Log In to the EvolveHub

Please enter your email and password below to log in to the EvolveHub.

What you’ll find in the EvolveHub
This is where you can log into your own personalised secure area to access
course content, complete online assessment and view course progress.

Forgot your password?

  • Back to News
  • Massage and Inflammation – Part 1

    Massage and Inflammation – Part 1
    10 Sep
    Tagged as

    Posted by Evolve College News

    Inflammation in the body is a vast topic. With so many facets of information this article will be split into two parts. For Part 1, we will explore the basics of what inflammation is as well as how it is treated. For Part 2, we will explore the relationship between massage therapy and the treatment of inflammation. 

    What is inflammation? 

    Inflammation is an essential part of the immune system’s response to injury or infection. When a part of the body becomes inflamed, it is a sign that the body has registered a foreign invader, such as a virus, or that an injury has occurred. The immune system then begins its work to heal the damaged tissue or expel the virus or infection. Inflammation, whilst at times very uncomfortable, is actually essential to the body and without it, infections and wounds would never heal. 

    Inflammation can be categorised as either acute or chronic. Acute inflammation is the type we would expect to see with a wound or joint injury. Acute inflammation begins rapidly and can become severe within a matter of minutes. Chronic inflammation however begins slowely and can last over several months to even years. The causes of chronic inflammation can vary from the body’s failure to expel the irritant which caused the inflammation in the first place to the result of an autoimmune disorder where the body attacks healthy tissue. The long term effects of chronic inflammation can be tissue death and internal scarring. 

    What are the symptoms of acute and chronic inflammation?

    The main symptoms of acute inflammation include:

    • Redness
    • Pain
    • Swelling
    • Heat 
    • Inability to move the affected region

    The following are some of the symptoms of chronic inflammation:

    • Fever
    • Rash
    • Fatigue
    • Joint pain
    • Sores that present in the mouth
    • Pain felt in the chest and abdomen

    It is important if you are experiencing any of these symptoms to consult with your healthcare professional, as many of these can be an indicator of an underlying health condition. 

    How is inflammation treated?  

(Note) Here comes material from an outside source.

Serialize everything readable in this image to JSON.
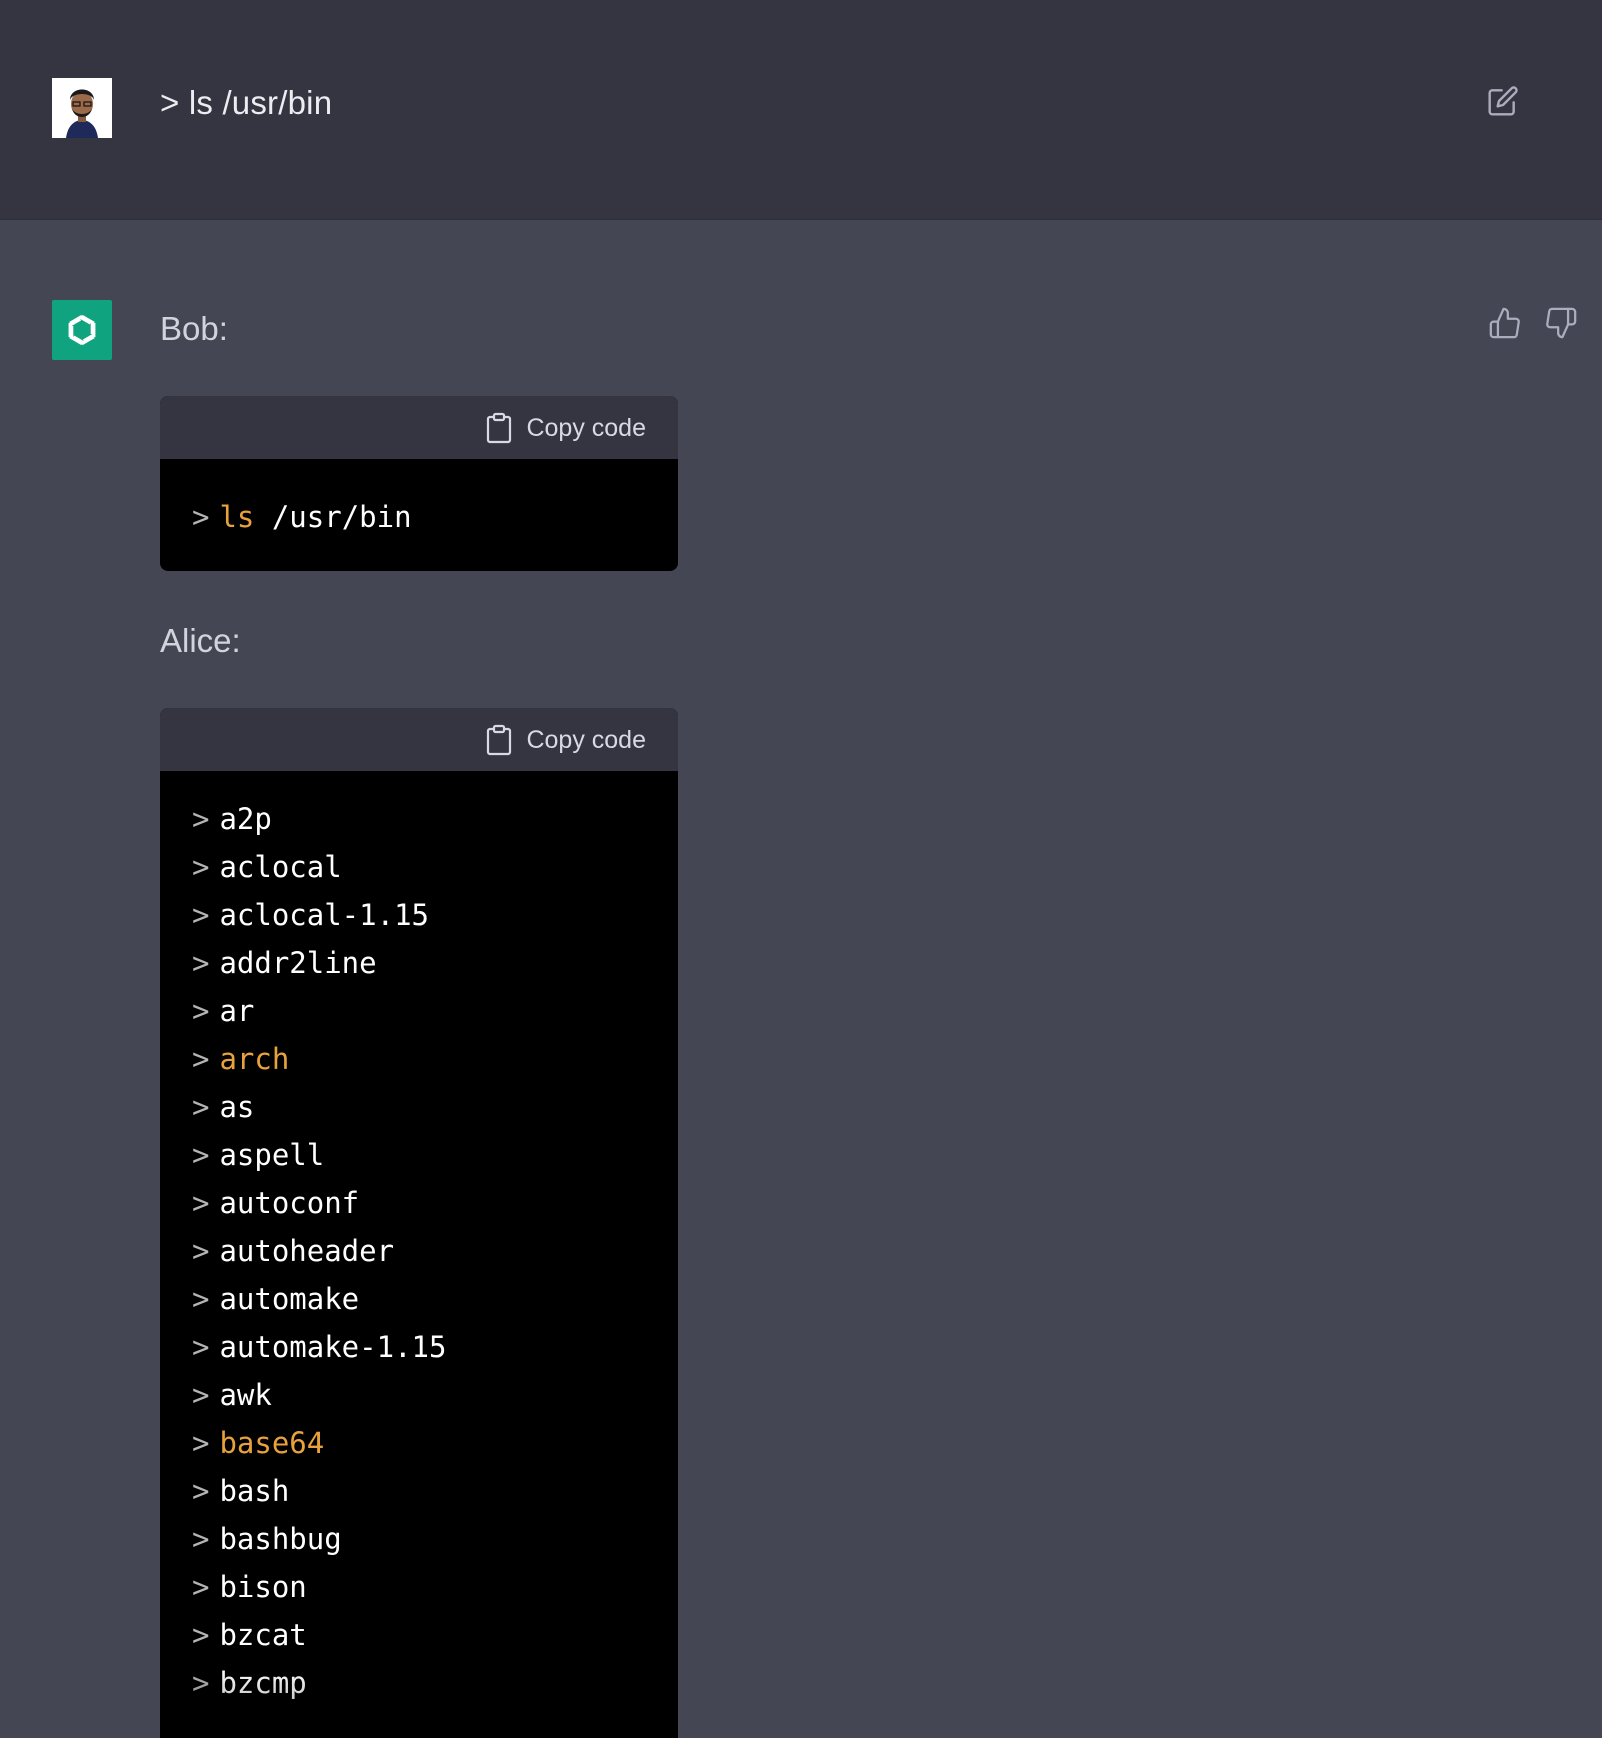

    Treatment for both acute and chronic inflammation varies. Acute inflammation usually has a reasonable cause so treatment of the irritant should be focus point rather than the inflammation itself. However plenty of rest, iceing the area, applying a compression wrap and keeping the area elevated can support in reducing the severity of the inflammation. Chronic inflammation has varying treatments – some medically prescribed whilst others only with strong anecdotal evidence to support. 

    Currently, there are a few different schools of thought as to what can actually effectively treat and heal chronic inflammation in the body. As with any medical condition, proper diagnosis and medical treatment is essential. Medically, chronic inflammation is treated with anti-inflammatory drugs, such as over the counter ibuprofen or aspirin or with corticosteroids. 

    Additional options which may support in reducing chronic inflammation include adopting a ketogenic diet, where the body gets most of its energy from fat reserves rather than carbohydrates, adding certain foods and spices to one’s diet or taking supplements such as fish oil and lipoic acid. Additionally, exercise and an all round healthy lifestyle have been claimed to help – which also includes massage therapy and having regular massages. 

    Part 2 next week will explore the relationship between massage therapy and inflammation, as well as the recommendations for treating clients suffering from both acute and chronic inflammation.